The Gospel reading with its wedding miracle of turning water into wine is problematic on several levels, especially to a modern audience and while many scholars have skimmed over the report stating we need to look at it allegorically, the fact remains that John chose this miracle as Jesus’ debut to his ministry. We therefore need to ask ourselves why did John choose this as the beginning of the ministry account of Jesus, what does it tell us about God about Jesus and about those who recognized him. The hyperbole of the story (6 ritualistic cleaning jars for water, 20-30 gallons each totalling 180 gallons) suggests the exuberant abundance of his beneficence. Why the good wine after the poor? – after all the guests are all by this time well drunk and would hardly be expected to tell the difference, but didn’t know where it had come from, the servants knew that Jesus had commanded them to fill the jars with water but didn’t know it had become wine – only the disciples knew and we are told that it was this miracle which solidified their belief in Jesus as the Messiah.

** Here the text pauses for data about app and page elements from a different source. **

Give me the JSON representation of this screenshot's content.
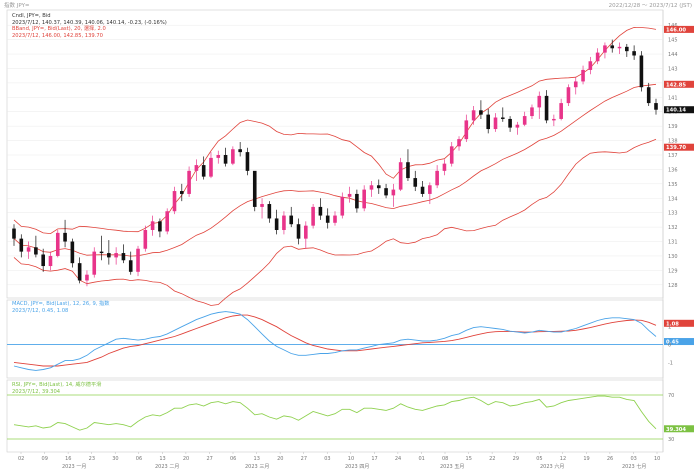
{
  "window": {
    "title_left": "指数 JPY=",
    "title_right": "2022/12/28 ～ 2023/7/12 (JST)"
  },
  "colors": {
    "candle_up": "#e8348a",
    "candle_down": "#111111",
    "band": "#e0433b",
    "macd": "#4aa3e8",
    "signal": "#e0433b",
    "rsi": "#8fd14f",
    "zero_line": "#4aa3e8",
    "panel_border": "#cfcfcf",
    "grid": "#e6e6e6"
  },
  "main_legend": {
    "line1": "Cndl, JPY=, Bid",
    "line2": "2023/7/12, 140.37, 140.39, 140.06, 140.14, -0.23, (-0.16%)",
    "line3": "BBand, JPY=, Bid(Last), 20, 選择, 2.0",
    "line4": "2023/7/12, 146.00, 142.85, 139.70"
  },
  "macd_legend": {
    "line1": "MACD, JPY=, Bid(Last), 12, 26, 9, 指数",
    "line2": "2023/7/12, 0.45, 1.08"
  },
  "rsi_legend": {
    "line1": "RSI, JPY=, Bid(Last), 14, 威尔德平滑",
    "line2": "2023/7/12, 39.304"
  },
  "price_tags": {
    "upper": "146.00",
    "middle": "142.85",
    "close": "140.14",
    "lower": "139.70"
  },
  "macd_tags": {
    "signal": "1.08",
    "macd": "0.45"
  },
  "rsi_tag": "39.304",
  "chart_data": [
    {
      "type": "candlestick",
      "title": "",
      "y_ticks": [
        "146",
        "145",
        "144",
        "143",
        "142",
        "141",
        "140",
        "139",
        "138",
        "137",
        "136",
        "135",
        "134",
        "133",
        "132",
        "131",
        "130",
        "129",
        "128"
      ],
      "ylim": [
        127.5,
        146.5
      ],
      "x_tick_labels": [
        "02",
        "09",
        "16",
        "23",
        "30",
        "06",
        "13",
        "20",
        "27",
        "06",
        "13",
        "20",
        "27",
        "03",
        "10",
        "17",
        "24",
        "01",
        "08",
        "15",
        "22",
        "29",
        "05",
        "12",
        "19",
        "26",
        "03",
        "10"
      ],
      "x_month_labels": [
        "2023 一月",
        "2023 二月",
        "2023 三月",
        "2023 四月",
        "2023 五月",
        "2023 六月",
        "2023 七月"
      ],
      "series": [
        {
          "values": [
            [
              131.9,
              132.2,
              130.7,
              131.2
            ],
            [
              131.2,
              131.5,
              129.9,
              130.3
            ],
            [
              130.3,
              131.0,
              129.8,
              130.6
            ],
            [
              130.6,
              131.4,
              129.9,
              130.1
            ],
            [
              130.1,
              130.5,
              128.9,
              129.3
            ],
            [
              129.3,
              130.3,
              129.0,
              130.0
            ],
            [
              130.0,
              131.8,
              129.9,
              131.6
            ],
            [
              131.6,
              132.5,
              130.6,
              131.0
            ],
            [
              131.0,
              131.2,
              129.2,
              129.5
            ],
            [
              129.5,
              129.9,
              128.1,
              128.3
            ],
            [
              128.3,
              129.0,
              127.9,
              128.7
            ],
            [
              128.7,
              130.6,
              128.5,
              130.3
            ],
            [
              130.3,
              131.4,
              129.7,
              130.2
            ],
            [
              130.2,
              131.1,
              129.4,
              129.9
            ],
            [
              129.9,
              130.6,
              129.4,
              130.2
            ],
            [
              130.2,
              130.8,
              129.5,
              129.7
            ],
            [
              129.7,
              130.3,
              128.7,
              128.9
            ],
            [
              128.9,
              130.7,
              128.6,
              130.5
            ],
            [
              130.5,
              132.1,
              130.3,
              131.8
            ],
            [
              131.8,
              132.8,
              131.4,
              132.4
            ],
            [
              132.4,
              132.6,
              131.3,
              131.7
            ],
            [
              131.7,
              133.3,
              131.5,
              133.1
            ],
            [
              133.1,
              134.8,
              132.9,
              134.5
            ],
            [
              134.5,
              135.0,
              133.8,
              134.3
            ],
            [
              134.3,
              136.2,
              134.1,
              135.9
            ],
            [
              135.9,
              136.7,
              135.2,
              136.3
            ],
            [
              136.3,
              136.9,
              135.3,
              135.5
            ],
            [
              135.5,
              137.2,
              135.4,
              136.8
            ],
            [
              136.8,
              137.3,
              136.4,
              137.0
            ],
            [
              137.0,
              137.5,
              136.2,
              136.4
            ],
            [
              136.4,
              137.6,
              136.3,
              137.4
            ],
            [
              137.4,
              137.9,
              136.9,
              137.2
            ],
            [
              137.2,
              137.5,
              135.6,
              135.9
            ],
            [
              135.9,
              134.6,
              133.1,
              133.4
            ],
            [
              133.4,
              134.0,
              132.6,
              133.6
            ],
            [
              133.6,
              133.8,
              132.3,
              132.6
            ],
            [
              132.6,
              133.2,
              131.5,
              131.8
            ],
            [
              131.8,
              133.1,
              131.5,
              132.8
            ],
            [
              132.8,
              133.4,
              132.0,
              132.2
            ],
            [
              132.2,
              132.6,
              130.8,
              131.2
            ],
            [
              131.2,
              132.4,
              130.5,
              132.1
            ],
            [
              132.1,
              133.6,
              131.9,
              133.4
            ],
            [
              133.4,
              134.0,
              132.5,
              132.8
            ],
            [
              132.8,
              133.3,
              131.9,
              132.3
            ],
            [
              132.3,
              133.1,
              132.1,
              132.8
            ],
            [
              132.8,
              134.4,
              132.6,
              134.1
            ],
            [
              134.1,
              134.8,
              133.7,
              134.3
            ],
            [
              134.3,
              134.6,
              133.0,
              133.3
            ],
            [
              133.3,
              134.9,
              133.1,
              134.6
            ],
            [
              134.6,
              135.2,
              134.1,
              134.9
            ],
            [
              134.9,
              135.3,
              134.3,
              134.7
            ],
            [
              134.7,
              135.0,
              134.0,
              134.2
            ],
            [
              134.2,
              135.0,
              133.4,
              134.6
            ],
            [
              134.6,
              136.8,
              134.5,
              136.5
            ],
            [
              136.5,
              137.4,
              135.2,
              135.4
            ],
            [
              135.4,
              135.9,
              134.5,
              134.8
            ],
            [
              134.8,
              135.2,
              134.1,
              134.3
            ],
            [
              134.3,
              135.1,
              133.6,
              134.9
            ],
            [
              134.9,
              136.3,
              134.7,
              135.9
            ],
            [
              135.9,
              136.7,
              135.6,
              136.4
            ],
            [
              136.4,
              137.9,
              136.2,
              137.6
            ],
            [
              137.6,
              138.3,
              137.3,
              138.1
            ],
            [
              138.1,
              139.8,
              137.9,
              139.4
            ],
            [
              139.4,
              140.4,
              139.1,
              140.1
            ],
            [
              140.1,
              140.8,
              139.5,
              139.8
            ],
            [
              139.8,
              140.2,
              138.5,
              138.8
            ],
            [
              138.8,
              139.9,
              138.6,
              139.6
            ],
            [
              139.6,
              140.3,
              139.3,
              139.5
            ],
            [
              139.5,
              139.7,
              138.6,
              138.9
            ],
            [
              138.9,
              139.3,
              138.4,
              139.1
            ],
            [
              139.1,
              140.0,
              139.0,
              139.7
            ],
            [
              139.7,
              140.5,
              139.5,
              140.3
            ],
            [
              140.3,
              141.4,
              139.5,
              141.1
            ],
            [
              141.1,
              141.5,
              139.2,
              139.4
            ],
            [
              139.4,
              139.8,
              139.0,
              139.5
            ],
            [
              139.5,
              140.9,
              139.4,
              140.6
            ],
            [
              140.6,
              141.9,
              140.4,
              141.7
            ],
            [
              141.7,
              142.4,
              141.2,
              142.1
            ],
            [
              142.1,
              143.2,
              141.9,
              142.9
            ],
            [
              142.9,
              143.8,
              142.6,
              143.5
            ],
            [
              143.5,
              144.4,
              143.3,
              144.1
            ],
            [
              144.1,
              144.8,
              143.7,
              144.6
            ],
            [
              144.6,
              145.0,
              144.1,
              144.4
            ],
            [
              144.4,
              144.8,
              144.0,
              144.5
            ],
            [
              144.5,
              144.7,
              143.8,
              144.2
            ],
            [
              144.2,
              144.6,
              143.6,
              143.9
            ],
            [
              143.9,
              144.2,
              141.4,
              141.7
            ],
            [
              141.7,
              142.0,
              140.4,
              140.6
            ],
            [
              140.6,
              140.9,
              139.8,
              140.14
            ]
          ]
        }
      ]
    },
    {
      "type": "line",
      "title": "",
      "series": [
        {
          "name": "MACD",
          "values": [
            -1.2,
            -1.3,
            -1.4,
            -1.45,
            -1.4,
            -1.3,
            -1.1,
            -0.9,
            -0.9,
            -0.8,
            -0.6,
            -0.3,
            -0.1,
            0.1,
            0.3,
            0.35,
            0.3,
            0.25,
            0.3,
            0.4,
            0.45,
            0.6,
            0.8,
            1.0,
            1.2,
            1.4,
            1.55,
            1.7,
            1.8,
            1.85,
            1.8,
            1.7,
            1.4,
            1.0,
            0.6,
            0.2,
            -0.1,
            -0.3,
            -0.5,
            -0.6,
            -0.6,
            -0.55,
            -0.5,
            -0.5,
            -0.45,
            -0.35,
            -0.3,
            -0.3,
            -0.2,
            -0.1,
            0.0,
            0.05,
            0.1,
            0.25,
            0.3,
            0.25,
            0.2,
            0.2,
            0.25,
            0.35,
            0.5,
            0.6,
            0.8,
            0.95,
            1.0,
            0.95,
            0.9,
            0.85,
            0.75,
            0.7,
            0.65,
            0.7,
            0.8,
            0.75,
            0.7,
            0.7,
            0.8,
            0.9,
            1.05,
            1.2,
            1.35,
            1.45,
            1.5,
            1.5,
            1.45,
            1.4,
            1.2,
            0.8,
            0.45
          ]
        },
        {
          "name": "Signal",
          "values": [
            -1.0,
            -1.05,
            -1.1,
            -1.15,
            -1.2,
            -1.2,
            -1.2,
            -1.15,
            -1.1,
            -1.05,
            -1.0,
            -0.85,
            -0.7,
            -0.5,
            -0.35,
            -0.2,
            -0.1,
            -0.05,
            0.05,
            0.15,
            0.25,
            0.35,
            0.45,
            0.6,
            0.75,
            0.9,
            1.05,
            1.2,
            1.35,
            1.5,
            1.6,
            1.65,
            1.65,
            1.55,
            1.4,
            1.2,
            1.0,
            0.75,
            0.5,
            0.3,
            0.1,
            -0.05,
            -0.15,
            -0.25,
            -0.3,
            -0.35,
            -0.35,
            -0.35,
            -0.3,
            -0.25,
            -0.2,
            -0.15,
            -0.1,
            -0.05,
            0.0,
            0.05,
            0.1,
            0.12,
            0.15,
            0.18,
            0.22,
            0.3,
            0.4,
            0.5,
            0.6,
            0.68,
            0.72,
            0.74,
            0.74,
            0.72,
            0.7,
            0.7,
            0.72,
            0.73,
            0.74,
            0.75,
            0.76,
            0.8,
            0.87,
            0.95,
            1.05,
            1.15,
            1.23,
            1.3,
            1.35,
            1.38,
            1.36,
            1.25,
            1.08
          ]
        }
      ]
    },
    {
      "type": "line",
      "title": "",
      "series": [
        {
          "name": "RSI",
          "values": [
            43,
            42,
            41,
            42,
            40,
            41,
            45,
            44,
            41,
            38,
            40,
            45,
            44,
            43,
            44,
            43,
            41,
            46,
            50,
            52,
            51,
            54,
            58,
            58,
            61,
            62,
            60,
            63,
            64,
            62,
            64,
            63,
            58,
            52,
            53,
            50,
            48,
            51,
            50,
            47,
            51,
            55,
            53,
            51,
            53,
            57,
            57,
            54,
            58,
            58,
            57,
            56,
            58,
            62,
            59,
            57,
            56,
            58,
            60,
            61,
            64,
            65,
            67,
            68,
            65,
            61,
            64,
            63,
            60,
            61,
            63,
            64,
            66,
            59,
            60,
            63,
            65,
            66,
            67,
            68,
            69,
            69,
            68,
            68,
            66,
            65,
            55,
            46,
            39.3
          ]
        }
      ],
      "ylim": [
        20,
        80
      ]
    }
  ]
}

When we read John’s Gospel we must always be aware of several things – John’s gospel is first and foremost a theological recounting of Jesus life and ministry, not a chronological or descriptive. Each story and each miracle has several layers and each needs to be peeled like an onion to see what lies beneath. Third, not everything appears as it seems. In many twists use of contrasts and foils John opens for us an encounter with God so that we must face God’s abundance which is provided for us and our blindness and ignorance in refusing to see it or understand its use and our need for it. Perhaps that is why the good wine is served after the poor – to illustrate how we are dulled by the mundane of the world to such a point we cannot appreciate the good stuff.

God is great! God gives us so much more than we can fathom or appreciate and still we go oblivious to the divine presence. The gift of Jesus defines us, opens for us the covenant God offers to us and we refuse to accept. The gifts we have been graced with go to waste on self-enhancements rather than promotion of the good of the whole. The lection tells us we need to stop, reflect, re-set our priorities, focus on our identity as God’s children, blessed with abundance and to use our gifts and talents for the good of the whole people. Thus shall we grow into the stature of Christ and truly fulfill our call.